All lines in the records below with the word "title" must be returned.

START DATA SHOWN

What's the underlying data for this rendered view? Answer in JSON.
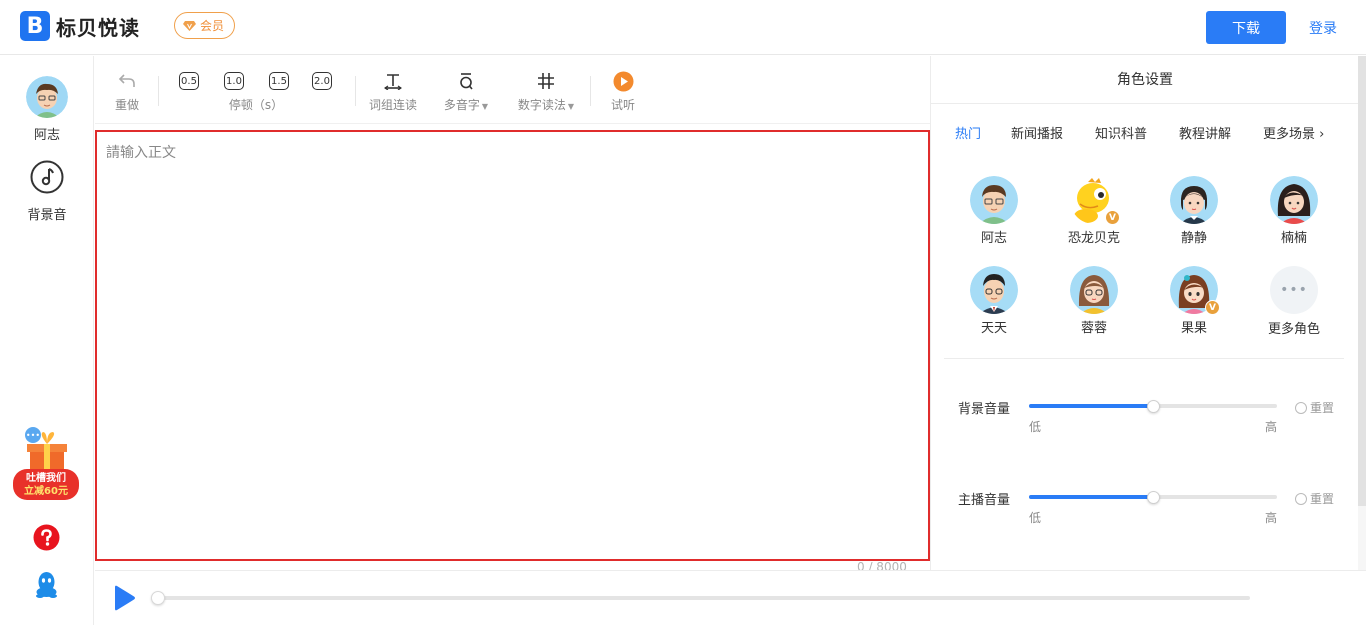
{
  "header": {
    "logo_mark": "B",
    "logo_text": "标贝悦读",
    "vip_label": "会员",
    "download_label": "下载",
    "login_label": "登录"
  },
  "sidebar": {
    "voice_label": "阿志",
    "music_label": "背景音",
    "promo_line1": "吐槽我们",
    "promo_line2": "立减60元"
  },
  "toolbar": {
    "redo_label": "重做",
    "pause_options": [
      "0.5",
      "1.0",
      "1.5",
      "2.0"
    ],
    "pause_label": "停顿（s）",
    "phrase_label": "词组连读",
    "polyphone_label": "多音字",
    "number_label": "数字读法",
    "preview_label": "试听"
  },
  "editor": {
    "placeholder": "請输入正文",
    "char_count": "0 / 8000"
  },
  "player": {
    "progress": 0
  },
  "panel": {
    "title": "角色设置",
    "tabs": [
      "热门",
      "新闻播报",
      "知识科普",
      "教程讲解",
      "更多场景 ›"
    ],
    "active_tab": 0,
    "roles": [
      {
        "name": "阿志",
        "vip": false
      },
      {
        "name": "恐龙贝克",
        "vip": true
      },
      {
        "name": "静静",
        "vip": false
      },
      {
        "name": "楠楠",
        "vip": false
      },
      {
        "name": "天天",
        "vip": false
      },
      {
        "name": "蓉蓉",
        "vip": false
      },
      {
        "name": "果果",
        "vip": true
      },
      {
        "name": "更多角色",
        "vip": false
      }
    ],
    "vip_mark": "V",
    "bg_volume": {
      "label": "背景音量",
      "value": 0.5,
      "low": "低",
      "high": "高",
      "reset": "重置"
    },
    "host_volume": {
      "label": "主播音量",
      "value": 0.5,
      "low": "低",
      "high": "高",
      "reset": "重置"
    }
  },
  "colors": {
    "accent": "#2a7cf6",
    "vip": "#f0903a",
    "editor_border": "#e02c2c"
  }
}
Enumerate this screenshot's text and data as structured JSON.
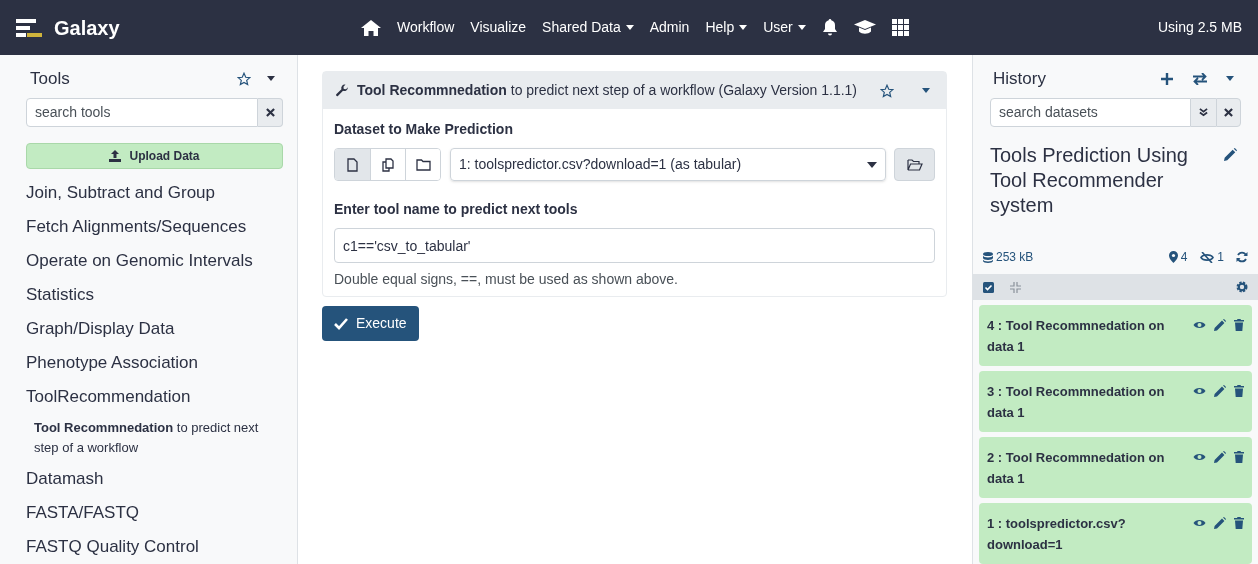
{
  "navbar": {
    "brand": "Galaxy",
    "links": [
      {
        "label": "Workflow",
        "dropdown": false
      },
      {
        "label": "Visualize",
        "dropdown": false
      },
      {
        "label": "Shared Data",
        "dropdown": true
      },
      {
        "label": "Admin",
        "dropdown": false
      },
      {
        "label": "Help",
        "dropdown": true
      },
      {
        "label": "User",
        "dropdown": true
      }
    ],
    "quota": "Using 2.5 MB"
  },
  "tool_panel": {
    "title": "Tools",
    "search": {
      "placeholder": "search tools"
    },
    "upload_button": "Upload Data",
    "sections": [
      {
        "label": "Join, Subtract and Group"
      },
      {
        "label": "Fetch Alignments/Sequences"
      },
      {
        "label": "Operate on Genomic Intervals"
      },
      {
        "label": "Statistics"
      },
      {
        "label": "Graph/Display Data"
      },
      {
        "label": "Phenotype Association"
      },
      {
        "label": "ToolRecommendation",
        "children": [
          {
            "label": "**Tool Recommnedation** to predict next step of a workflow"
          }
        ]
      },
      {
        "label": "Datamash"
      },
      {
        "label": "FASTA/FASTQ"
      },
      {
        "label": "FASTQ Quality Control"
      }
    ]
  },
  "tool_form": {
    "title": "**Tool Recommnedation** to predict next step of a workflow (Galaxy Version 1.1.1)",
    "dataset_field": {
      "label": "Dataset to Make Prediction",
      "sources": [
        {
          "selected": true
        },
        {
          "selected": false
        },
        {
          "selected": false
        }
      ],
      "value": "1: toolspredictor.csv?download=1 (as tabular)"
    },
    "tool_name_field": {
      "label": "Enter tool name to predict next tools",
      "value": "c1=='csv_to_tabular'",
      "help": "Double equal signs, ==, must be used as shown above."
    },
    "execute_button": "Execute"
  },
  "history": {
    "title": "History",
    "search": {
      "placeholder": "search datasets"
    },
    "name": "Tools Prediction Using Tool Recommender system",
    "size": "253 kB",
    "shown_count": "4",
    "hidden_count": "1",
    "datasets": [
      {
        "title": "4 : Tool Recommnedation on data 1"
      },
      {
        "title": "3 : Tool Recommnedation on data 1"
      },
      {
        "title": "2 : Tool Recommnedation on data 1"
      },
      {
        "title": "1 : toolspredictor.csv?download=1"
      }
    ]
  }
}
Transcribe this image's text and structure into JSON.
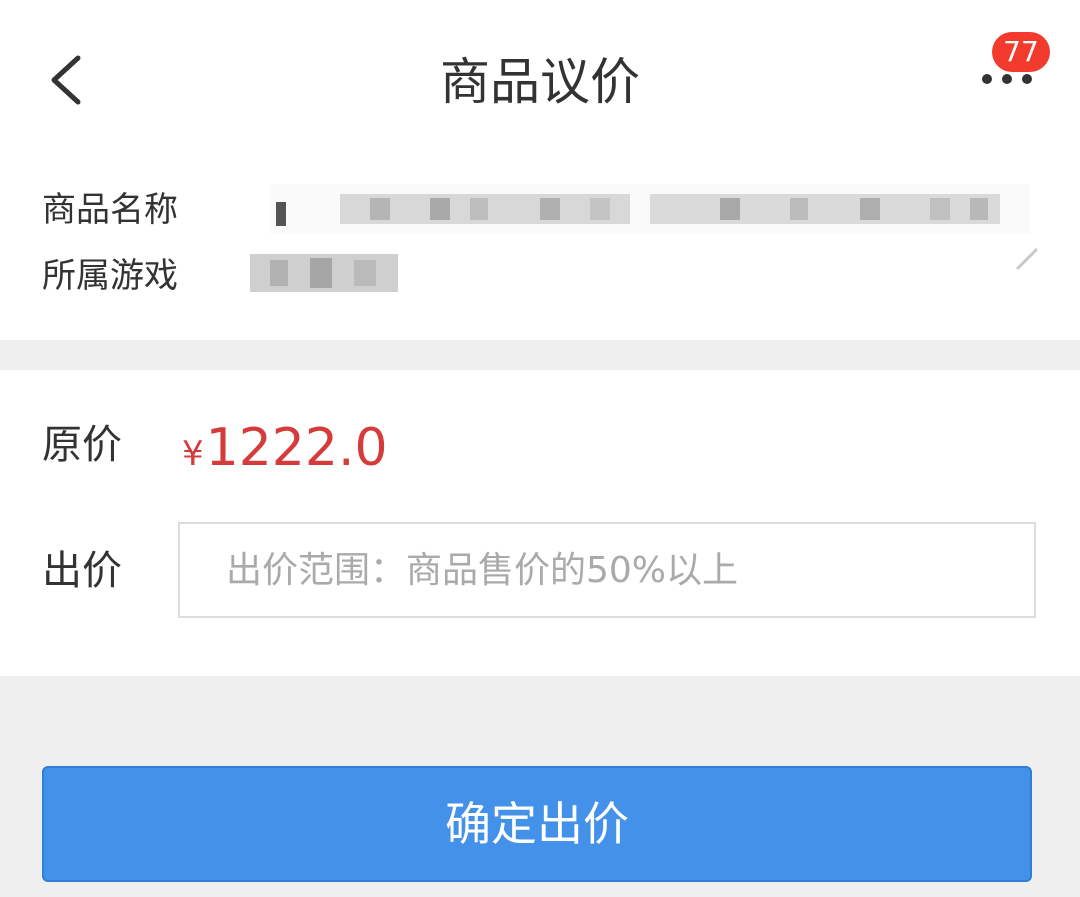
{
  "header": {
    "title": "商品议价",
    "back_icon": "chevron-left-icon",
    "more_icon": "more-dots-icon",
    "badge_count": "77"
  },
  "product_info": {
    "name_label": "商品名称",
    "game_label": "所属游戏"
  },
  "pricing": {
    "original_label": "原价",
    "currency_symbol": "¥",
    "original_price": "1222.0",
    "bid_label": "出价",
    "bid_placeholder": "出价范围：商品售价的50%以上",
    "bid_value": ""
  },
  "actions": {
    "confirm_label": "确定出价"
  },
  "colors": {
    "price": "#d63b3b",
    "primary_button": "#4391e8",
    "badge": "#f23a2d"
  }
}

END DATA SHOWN

ANSWER FOR THE TASK:
    "title": "角色设置",
    "title": "Tools",
    "title": "**Tool Recommnedation** to predict next step of a workflow (Galaxy Version 1.1.1)",
    "title": "History",
        "title": "4 : Tool Recommnedation on data 1"
        "title": "3 : Tool Recommnedation on data 1"
        "title": "2 : Tool Recommnedation on data 1"
        "title": "1 : toolspredictor.csv?download=1"
    "title": "商品议价",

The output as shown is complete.